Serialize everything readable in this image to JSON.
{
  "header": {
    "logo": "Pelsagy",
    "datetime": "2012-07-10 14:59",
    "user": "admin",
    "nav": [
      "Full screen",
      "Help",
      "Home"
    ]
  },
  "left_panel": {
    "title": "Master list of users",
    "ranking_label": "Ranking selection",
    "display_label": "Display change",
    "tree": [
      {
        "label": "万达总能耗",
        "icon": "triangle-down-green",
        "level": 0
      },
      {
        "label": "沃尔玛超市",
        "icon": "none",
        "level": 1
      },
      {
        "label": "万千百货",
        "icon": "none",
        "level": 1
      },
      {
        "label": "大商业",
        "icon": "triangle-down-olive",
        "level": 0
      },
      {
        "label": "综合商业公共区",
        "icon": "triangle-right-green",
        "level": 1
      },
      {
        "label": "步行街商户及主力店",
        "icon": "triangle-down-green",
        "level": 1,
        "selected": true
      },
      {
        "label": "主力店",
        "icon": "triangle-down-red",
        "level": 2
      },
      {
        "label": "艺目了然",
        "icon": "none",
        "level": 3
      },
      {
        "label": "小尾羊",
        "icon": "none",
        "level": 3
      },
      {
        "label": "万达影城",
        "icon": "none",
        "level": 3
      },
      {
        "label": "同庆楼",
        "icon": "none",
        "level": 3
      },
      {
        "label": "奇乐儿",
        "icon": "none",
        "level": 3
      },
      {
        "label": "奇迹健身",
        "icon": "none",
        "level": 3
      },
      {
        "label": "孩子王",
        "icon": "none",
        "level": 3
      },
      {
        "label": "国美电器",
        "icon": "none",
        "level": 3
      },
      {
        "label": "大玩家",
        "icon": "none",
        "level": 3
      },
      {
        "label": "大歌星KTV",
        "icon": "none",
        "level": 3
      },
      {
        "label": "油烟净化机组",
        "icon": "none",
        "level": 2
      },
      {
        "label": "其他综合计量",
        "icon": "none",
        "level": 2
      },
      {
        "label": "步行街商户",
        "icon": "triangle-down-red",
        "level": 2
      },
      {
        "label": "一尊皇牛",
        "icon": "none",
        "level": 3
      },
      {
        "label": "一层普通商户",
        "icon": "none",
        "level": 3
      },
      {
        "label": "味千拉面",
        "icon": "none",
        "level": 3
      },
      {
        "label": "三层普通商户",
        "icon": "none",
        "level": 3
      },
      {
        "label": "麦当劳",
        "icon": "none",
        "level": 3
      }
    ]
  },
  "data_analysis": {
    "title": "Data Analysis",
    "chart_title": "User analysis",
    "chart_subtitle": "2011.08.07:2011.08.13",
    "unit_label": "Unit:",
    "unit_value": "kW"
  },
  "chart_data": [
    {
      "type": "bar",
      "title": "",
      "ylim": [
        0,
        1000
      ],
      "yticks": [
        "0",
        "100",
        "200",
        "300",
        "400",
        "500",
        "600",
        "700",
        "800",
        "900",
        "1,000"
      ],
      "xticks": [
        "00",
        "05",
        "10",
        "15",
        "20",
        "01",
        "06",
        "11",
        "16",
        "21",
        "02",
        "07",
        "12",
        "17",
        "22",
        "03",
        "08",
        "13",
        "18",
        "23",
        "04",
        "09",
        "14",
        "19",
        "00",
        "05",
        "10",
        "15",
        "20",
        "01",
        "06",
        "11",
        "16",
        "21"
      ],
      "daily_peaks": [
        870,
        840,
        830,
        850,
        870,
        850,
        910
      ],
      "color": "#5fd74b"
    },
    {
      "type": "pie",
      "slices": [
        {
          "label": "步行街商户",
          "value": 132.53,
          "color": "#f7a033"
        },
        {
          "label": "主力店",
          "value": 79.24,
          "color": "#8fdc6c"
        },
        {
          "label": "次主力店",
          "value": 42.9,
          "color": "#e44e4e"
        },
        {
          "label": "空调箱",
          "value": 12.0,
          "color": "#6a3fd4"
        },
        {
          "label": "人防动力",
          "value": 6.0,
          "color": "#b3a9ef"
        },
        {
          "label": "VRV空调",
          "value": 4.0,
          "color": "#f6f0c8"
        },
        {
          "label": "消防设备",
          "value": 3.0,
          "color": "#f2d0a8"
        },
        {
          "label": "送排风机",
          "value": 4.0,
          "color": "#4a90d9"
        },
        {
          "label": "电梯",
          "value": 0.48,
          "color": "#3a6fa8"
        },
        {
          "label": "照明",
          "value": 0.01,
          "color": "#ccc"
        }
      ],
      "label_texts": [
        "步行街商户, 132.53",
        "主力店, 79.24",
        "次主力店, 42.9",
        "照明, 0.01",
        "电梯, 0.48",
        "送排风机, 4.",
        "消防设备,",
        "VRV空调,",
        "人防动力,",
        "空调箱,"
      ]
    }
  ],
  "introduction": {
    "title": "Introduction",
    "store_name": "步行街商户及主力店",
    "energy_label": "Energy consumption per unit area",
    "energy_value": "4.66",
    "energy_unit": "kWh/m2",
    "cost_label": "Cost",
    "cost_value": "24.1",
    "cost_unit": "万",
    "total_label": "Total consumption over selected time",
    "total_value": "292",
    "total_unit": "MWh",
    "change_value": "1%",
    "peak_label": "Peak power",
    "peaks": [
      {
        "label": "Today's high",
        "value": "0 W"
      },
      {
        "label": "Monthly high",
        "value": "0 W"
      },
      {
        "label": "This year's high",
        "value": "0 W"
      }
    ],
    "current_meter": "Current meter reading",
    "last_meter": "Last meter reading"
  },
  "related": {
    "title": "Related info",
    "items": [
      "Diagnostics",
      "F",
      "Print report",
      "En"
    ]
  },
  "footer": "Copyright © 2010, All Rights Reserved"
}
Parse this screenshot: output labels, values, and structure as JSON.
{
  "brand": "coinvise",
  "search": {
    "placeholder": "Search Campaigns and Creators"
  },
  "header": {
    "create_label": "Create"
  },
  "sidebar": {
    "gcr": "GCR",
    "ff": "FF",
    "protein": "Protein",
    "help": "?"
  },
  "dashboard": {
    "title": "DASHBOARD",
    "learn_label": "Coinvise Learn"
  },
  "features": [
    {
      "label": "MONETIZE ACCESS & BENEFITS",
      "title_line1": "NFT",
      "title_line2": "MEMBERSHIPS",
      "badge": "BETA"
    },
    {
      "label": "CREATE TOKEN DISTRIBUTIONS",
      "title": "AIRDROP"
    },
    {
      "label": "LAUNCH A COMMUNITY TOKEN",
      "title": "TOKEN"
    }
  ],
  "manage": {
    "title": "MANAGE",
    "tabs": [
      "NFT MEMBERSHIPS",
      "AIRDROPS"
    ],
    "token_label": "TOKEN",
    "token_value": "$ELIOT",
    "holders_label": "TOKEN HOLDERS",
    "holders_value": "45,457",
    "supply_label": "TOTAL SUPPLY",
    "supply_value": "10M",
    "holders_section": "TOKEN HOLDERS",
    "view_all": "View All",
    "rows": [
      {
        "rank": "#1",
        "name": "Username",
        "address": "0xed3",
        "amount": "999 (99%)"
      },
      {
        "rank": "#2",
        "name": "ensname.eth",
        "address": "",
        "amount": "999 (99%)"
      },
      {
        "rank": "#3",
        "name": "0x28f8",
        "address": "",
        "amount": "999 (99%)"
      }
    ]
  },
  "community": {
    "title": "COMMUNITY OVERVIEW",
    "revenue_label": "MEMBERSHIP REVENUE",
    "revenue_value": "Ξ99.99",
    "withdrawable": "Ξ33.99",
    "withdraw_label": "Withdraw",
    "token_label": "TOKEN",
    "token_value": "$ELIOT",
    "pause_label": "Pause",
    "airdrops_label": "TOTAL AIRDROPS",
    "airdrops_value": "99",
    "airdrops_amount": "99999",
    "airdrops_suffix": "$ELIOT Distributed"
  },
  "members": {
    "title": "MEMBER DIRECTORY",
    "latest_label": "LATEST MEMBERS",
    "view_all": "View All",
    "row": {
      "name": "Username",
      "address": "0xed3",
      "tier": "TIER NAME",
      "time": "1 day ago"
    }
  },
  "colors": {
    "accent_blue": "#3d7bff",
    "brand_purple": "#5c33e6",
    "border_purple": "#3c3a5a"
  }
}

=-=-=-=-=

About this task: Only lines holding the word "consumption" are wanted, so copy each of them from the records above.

Task solution:
    "energy_label": "Energy consumption per unit area",
    "total_label": "Total consumption over selected time",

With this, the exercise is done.